We've identified these texts as great options for text pairings based on similar themes, literary devices, topic, or writing style. Supplement your lesson with one or more of these options and challenge students to compare and contrast the texts. To assign a paired text, click on the text to go to its page and click the "Assign Text" button there.
I'm Nobody! Who Are You?Emily Dickinson
Dickinson, a well-known introvert, cherished isolation. In this poem, she calls public life "dreary" and takes pride in maintaining a private identity.Pair “The Fallacy of Success” with “I’m Nobody! Who are You?” and ask students to discuss how each piece views what it means to be a success of a person.
From 'The World Before Him'Horatio Alger, Jr.
In this excerpt from The World Before Him (1902), author Horatio Alger, Jr. perfectly captures the hopeful vision of success in America's Gilded Age through the eyes of a young country boy.Pair the excerpt from “The World Before Him” with “The Fallacy of Success,” and ask students to discuss how the ideas of success and luck are portrayed in each text. What would Chesterton think of Alger’s stories? Which author do students agree with more?
The Model MillionaireOscar Wilde

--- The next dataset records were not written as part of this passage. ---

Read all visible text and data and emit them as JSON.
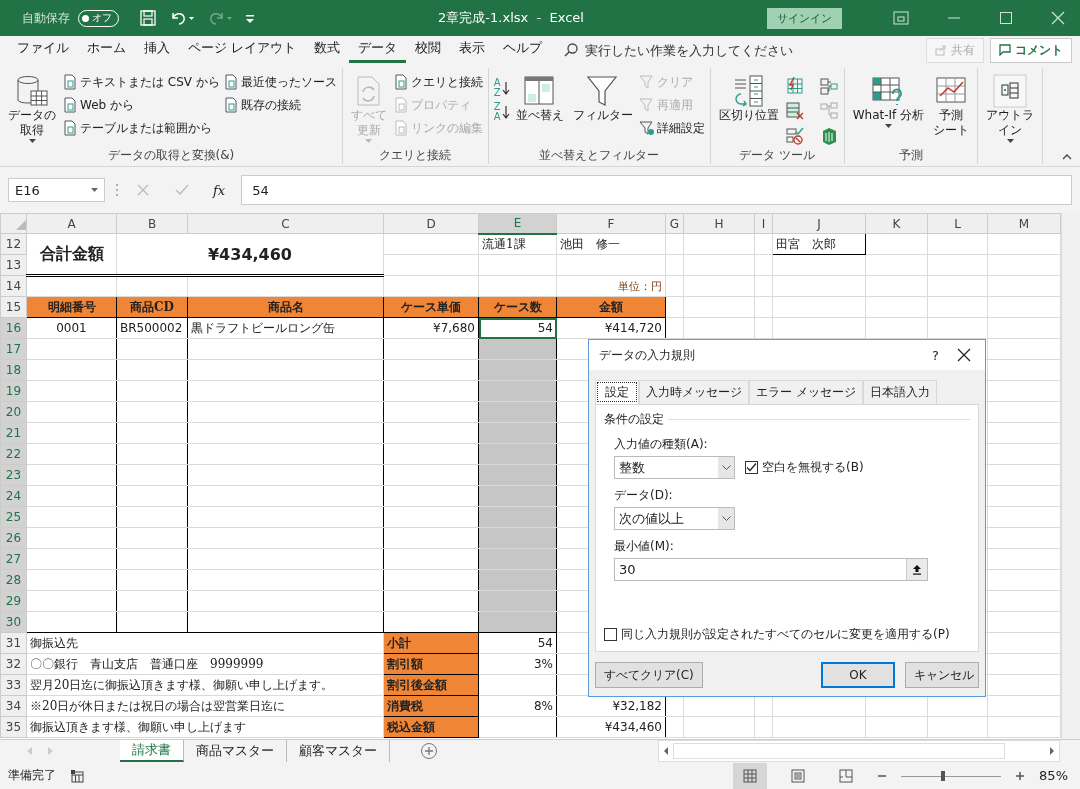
{
  "title_bar": {
    "autosave_label": "自動保存",
    "autosave_toggle": {
      "label": "オフ",
      "on": false
    },
    "title": "2章完成-1.xlsx  -  Excel",
    "signin": "サインイン"
  },
  "menu_tabs": [
    {
      "label": "ファイル",
      "selected": false
    },
    {
      "label": "ホーム",
      "selected": false
    },
    {
      "label": "挿入",
      "selected": false
    },
    {
      "label": "ページ レイアウト",
      "selected": false
    },
    {
      "label": "数式",
      "selected": false
    },
    {
      "label": "データ",
      "selected": true
    },
    {
      "label": "校閲",
      "selected": false
    },
    {
      "label": "表示",
      "selected": false
    },
    {
      "label": "ヘルプ",
      "selected": false
    }
  ],
  "tell_me": {
    "placeholder": "実行したい作業を入力してください"
  },
  "share_button": {
    "label": "共有",
    "disabled": true
  },
  "comment_button": {
    "label": "コメント"
  },
  "ribbon": {
    "groups": [
      {
        "label": "データの取得と変換(&)",
        "large": [
          {
            "lines": [
              "データの",
              "取得"
            ],
            "dropdown": true,
            "disabled": false
          }
        ],
        "small": [
          {
            "label": "テキストまたは CSV から",
            "disabled": false
          },
          {
            "label": "Web から",
            "disabled": false
          },
          {
            "label": "テーブルまたは範囲から",
            "disabled": false
          },
          {
            "label": "最近使ったソース",
            "disabled": false
          },
          {
            "label": "既存の接続",
            "disabled": false
          }
        ]
      },
      {
        "label": "クエリと接続",
        "large": [
          {
            "lines": [
              "すべて",
              "更新"
            ],
            "dropdown": true,
            "disabled": true
          }
        ],
        "small": [
          {
            "label": "クエリと接続",
            "disabled": false
          },
          {
            "label": "プロパティ",
            "disabled": true
          },
          {
            "label": "リンクの編集",
            "disabled": true
          }
        ]
      },
      {
        "label": "並べ替えとフィルター",
        "sort_buttons": [
          {
            "top": "A",
            "bottom": "Z"
          },
          {
            "top": "Z",
            "bottom": "A"
          }
        ],
        "large": [
          {
            "lines": [
              "並べ替え"
            ],
            "dropdown": false,
            "disabled": false
          },
          {
            "lines": [
              "フィルター"
            ],
            "dropdown": false,
            "disabled": false
          }
        ],
        "small": [
          {
            "label": "クリア",
            "disabled": true
          },
          {
            "label": "再適用",
            "disabled": true
          },
          {
            "label": "詳細設定",
            "disabled": false
          }
        ]
      },
      {
        "label": "データ ツール",
        "large": [
          {
            "lines": [
              "区切り位置"
            ],
            "dropdown": false,
            "disabled": false
          }
        ]
      },
      {
        "label": "予測",
        "large": [
          {
            "lines": [
              "What-If 分析"
            ],
            "dropdown": true,
            "disabled": false
          },
          {
            "lines": [
              "予測",
              "シート"
            ],
            "dropdown": false,
            "disabled": false
          }
        ]
      },
      {
        "large": [
          {
            "lines": [
              "アウトラ",
              "イン"
            ],
            "dropdown": true,
            "disabled": false
          }
        ]
      }
    ]
  },
  "formula_bar": {
    "name_box": "E16",
    "function_label": "fx",
    "value": "54"
  },
  "sheet": {
    "columns": [
      {
        "label": "A",
        "selected": false
      },
      {
        "label": "B",
        "selected": false
      },
      {
        "label": "C",
        "selected": false
      },
      {
        "label": "D",
        "selected": false
      },
      {
        "label": "E",
        "selected": true
      },
      {
        "label": "F",
        "selected": false
      },
      {
        "label": "G",
        "selected": false
      },
      {
        "label": "H",
        "selected": false
      },
      {
        "label": "I",
        "selected": false
      },
      {
        "label": "J",
        "selected": false
      },
      {
        "label": "K",
        "selected": false
      },
      {
        "label": "L",
        "selected": false
      },
      {
        "label": "M",
        "selected": false
      }
    ],
    "rows": [
      {
        "number": "12",
        "kind": "top",
        "title": "合計金額",
        "total": "¥434,460",
        "dept": "流通1課",
        "person": "池田　修一",
        "contact": "田宮　次郎",
        "selected": false
      },
      {
        "number": "13",
        "kind": "blank",
        "selected": false
      },
      {
        "number": "14",
        "kind": "unit",
        "unit": "単位：円",
        "selected": false
      },
      {
        "number": "15",
        "kind": "header",
        "cells": [
          "明細番号",
          "商品CD",
          "商品名",
          "ケース単価",
          "ケース数",
          "金額"
        ],
        "selected": false
      },
      {
        "number": "16",
        "kind": "item",
        "cells": [
          "0001",
          "BR500002",
          "黒ドラフトビールロング缶",
          "¥7,680",
          "54",
          "¥414,720"
        ],
        "selected": true
      },
      {
        "number": "17",
        "kind": "item",
        "selected": true
      },
      {
        "number": "18",
        "kind": "item",
        "selected": true
      },
      {
        "number": "19",
        "kind": "item",
        "selected": true
      },
      {
        "number": "20",
        "kind": "item",
        "selected": true
      },
      {
        "number": "21",
        "kind": "item",
        "selected": true
      },
      {
        "number": "22",
        "kind": "item",
        "selected": true
      },
      {
        "number": "23",
        "kind": "item",
        "selected": true
      },
      {
        "number": "24",
        "kind": "item",
        "selected": true
      },
      {
        "number": "25",
        "kind": "item",
        "selected": true
      },
      {
        "number": "26",
        "kind": "item",
        "selected": true
      },
      {
        "number": "27",
        "kind": "item",
        "selected": true
      },
      {
        "number": "28",
        "kind": "item",
        "selected": true
      },
      {
        "number": "29",
        "kind": "item",
        "selected": true
      },
      {
        "number": "30",
        "kind": "item",
        "selected": true
      },
      {
        "number": "31",
        "kind": "summary",
        "note": "御振込先",
        "label": "小計",
        "value": "54",
        "selected": false
      },
      {
        "number": "32",
        "kind": "summary",
        "note": "〇〇銀行　青山支店　普通口座　9999999",
        "label": "割引額",
        "value": "3%",
        "selected": false
      },
      {
        "number": "33",
        "kind": "summary",
        "note": "翌月20日迄に御振込頂きます様、御願い申し上げます。",
        "label": "割引後金額",
        "selected": false
      },
      {
        "number": "34",
        "kind": "summary",
        "note": "※20日が休日または祝日の場合は翌営業日迄に",
        "label": "消費税",
        "value": "8%",
        "amount": "¥32,182",
        "selected": false
      },
      {
        "number": "35",
        "kind": "summary",
        "note": "御振込頂きます様、御願い申し上げます",
        "label": "税込金額",
        "amount": "¥434,460",
        "selected": false
      }
    ]
  },
  "sheet_tabs": [
    {
      "label": "請求書",
      "selected": true
    },
    {
      "label": "商品マスター",
      "selected": false
    },
    {
      "label": "顧客マスター",
      "selected": false
    }
  ],
  "status_bar": {
    "status": "準備完了",
    "views": [
      {
        "selected": true
      },
      {
        "selected": false
      },
      {
        "selected": false
      }
    ],
    "zoom": {
      "level": 0.42,
      "reading": "85%"
    }
  },
  "dialog": {
    "title": "データの入力規則",
    "help": "?",
    "tabs": [
      {
        "label": "設定",
        "selected": true
      },
      {
        "label": "入力時メッセージ",
        "selected": false
      },
      {
        "label": "エラー メッセージ",
        "selected": false
      },
      {
        "label": "日本語入力",
        "selected": false
      }
    ],
    "section": "条件の設定",
    "allow": {
      "label": "入力値の種類(A):",
      "value": "整数"
    },
    "ignore_blank": {
      "label": "空白を無視する(B)",
      "checked": true
    },
    "data": {
      "label": "データ(D):",
      "value": "次の値以上"
    },
    "minimum": {
      "label": "最小値(M):",
      "value": "30"
    },
    "apply_all": {
      "label": "同じ入力規則が設定されたすべてのセルに変更を適用する(P)",
      "checked": false
    },
    "buttons": {
      "clear": "すべてクリア(C)",
      "ok": "OK",
      "cancel": "キャンセル"
    }
  }
}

Oscar Fingal O'Flahertie Wills Wilde (1854B1900) was an Irish author and playwright who is most famous for his novel The Picture of Dorian Gray. "The Model Millionaire" is a about an average man whose generosity produces an unexpected outcome.Pair “The Model Millionaire” with “The Fallacy of Success” and ask students to discuss how each piece uses humor to discuss wealth, status, and how to become successful.

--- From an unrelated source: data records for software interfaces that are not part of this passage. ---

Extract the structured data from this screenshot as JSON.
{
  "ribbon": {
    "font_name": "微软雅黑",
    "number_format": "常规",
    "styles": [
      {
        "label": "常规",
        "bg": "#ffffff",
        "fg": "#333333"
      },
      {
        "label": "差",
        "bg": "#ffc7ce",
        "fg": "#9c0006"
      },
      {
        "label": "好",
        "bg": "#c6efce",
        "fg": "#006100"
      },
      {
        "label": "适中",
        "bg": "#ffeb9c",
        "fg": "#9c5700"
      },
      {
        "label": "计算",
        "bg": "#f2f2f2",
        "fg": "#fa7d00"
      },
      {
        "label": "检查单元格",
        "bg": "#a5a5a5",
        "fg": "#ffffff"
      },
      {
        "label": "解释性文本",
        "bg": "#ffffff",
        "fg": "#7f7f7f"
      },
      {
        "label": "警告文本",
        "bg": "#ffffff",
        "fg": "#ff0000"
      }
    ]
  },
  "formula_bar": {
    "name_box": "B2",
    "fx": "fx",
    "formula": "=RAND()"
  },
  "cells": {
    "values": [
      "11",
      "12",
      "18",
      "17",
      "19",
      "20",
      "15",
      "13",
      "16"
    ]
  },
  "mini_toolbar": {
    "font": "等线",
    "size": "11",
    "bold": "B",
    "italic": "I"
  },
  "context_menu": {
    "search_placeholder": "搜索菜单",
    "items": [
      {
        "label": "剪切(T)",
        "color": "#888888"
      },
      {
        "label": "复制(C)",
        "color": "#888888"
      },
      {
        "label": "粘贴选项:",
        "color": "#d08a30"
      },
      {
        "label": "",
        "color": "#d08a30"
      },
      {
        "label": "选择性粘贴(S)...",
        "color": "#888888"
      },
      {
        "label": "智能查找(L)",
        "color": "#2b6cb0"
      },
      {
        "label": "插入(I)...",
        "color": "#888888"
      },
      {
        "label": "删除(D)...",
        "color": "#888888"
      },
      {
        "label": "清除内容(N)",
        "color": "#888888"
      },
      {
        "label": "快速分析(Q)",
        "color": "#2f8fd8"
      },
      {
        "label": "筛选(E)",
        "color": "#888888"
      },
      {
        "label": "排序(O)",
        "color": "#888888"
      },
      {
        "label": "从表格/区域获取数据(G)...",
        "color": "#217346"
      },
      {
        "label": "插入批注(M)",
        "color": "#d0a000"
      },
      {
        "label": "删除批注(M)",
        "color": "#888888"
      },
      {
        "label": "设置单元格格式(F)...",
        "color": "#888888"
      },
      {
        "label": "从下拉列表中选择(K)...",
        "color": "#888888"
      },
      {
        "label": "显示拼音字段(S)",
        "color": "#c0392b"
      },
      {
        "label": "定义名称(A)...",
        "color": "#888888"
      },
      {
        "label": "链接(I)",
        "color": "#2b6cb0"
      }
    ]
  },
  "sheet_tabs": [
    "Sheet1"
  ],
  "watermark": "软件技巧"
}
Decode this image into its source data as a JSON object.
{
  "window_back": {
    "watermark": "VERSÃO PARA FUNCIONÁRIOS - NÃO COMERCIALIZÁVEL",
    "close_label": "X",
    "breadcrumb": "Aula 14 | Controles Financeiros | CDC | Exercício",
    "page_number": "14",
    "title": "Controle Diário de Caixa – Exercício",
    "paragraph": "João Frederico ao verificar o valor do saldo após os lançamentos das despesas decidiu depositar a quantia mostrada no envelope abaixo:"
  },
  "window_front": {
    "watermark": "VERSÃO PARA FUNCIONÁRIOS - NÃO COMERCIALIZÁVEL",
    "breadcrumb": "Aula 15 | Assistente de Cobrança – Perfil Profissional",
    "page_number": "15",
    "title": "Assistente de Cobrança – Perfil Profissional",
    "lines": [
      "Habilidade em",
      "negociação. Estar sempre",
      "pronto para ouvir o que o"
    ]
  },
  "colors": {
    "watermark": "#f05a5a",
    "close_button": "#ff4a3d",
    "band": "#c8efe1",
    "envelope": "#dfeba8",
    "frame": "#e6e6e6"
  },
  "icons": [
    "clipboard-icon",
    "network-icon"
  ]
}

The Elements of SuccessMike Kubic
"The Elements of Success" examines three cultural traits that are said to illustrate the successfulness of different groups in America.Pair “The Elements of Success” with “The Fallacy of Success” and have students discuss different definitions of success and how to achieve it. Given that these texts were written 100 years apart, what does the common theme tell us about humanity’s fascination with success?
Excerpt from The Autobiography of Benjamin FranklinBenjamin Franklin
In this excerpt from his autobiography, Benjamin Franklin discusses his efforts to better himself by developing different virtues.Pair “Arriving at Perfection” with “The Fallacy of Success” and ask students to discuss how they viewed Franklin’s 13 virtues before and after reading “The Fallacy of Success.”
Why I Despise The Great GatsbyKathryn Schulz
In this text, New York magazine writer Kathryn Schulz shares her opinion on The Great Gatsby.Pair “The Fallacy of Success” with “Why I Despise The Great Gatsby” and ask students to discuss the idea of success discussed in Chesterton's article. In “Why I Despise The Great Gatsby” the author stated that the novel was not a success as it did not sell the anticipated amount of copies printed. After reading the article, “The Fallacy of Success,” do students think The Great Gatsby could have been a success at the time of publication? Why or why not? How is success defined? Who defines success? Why do students think definitions of success differ?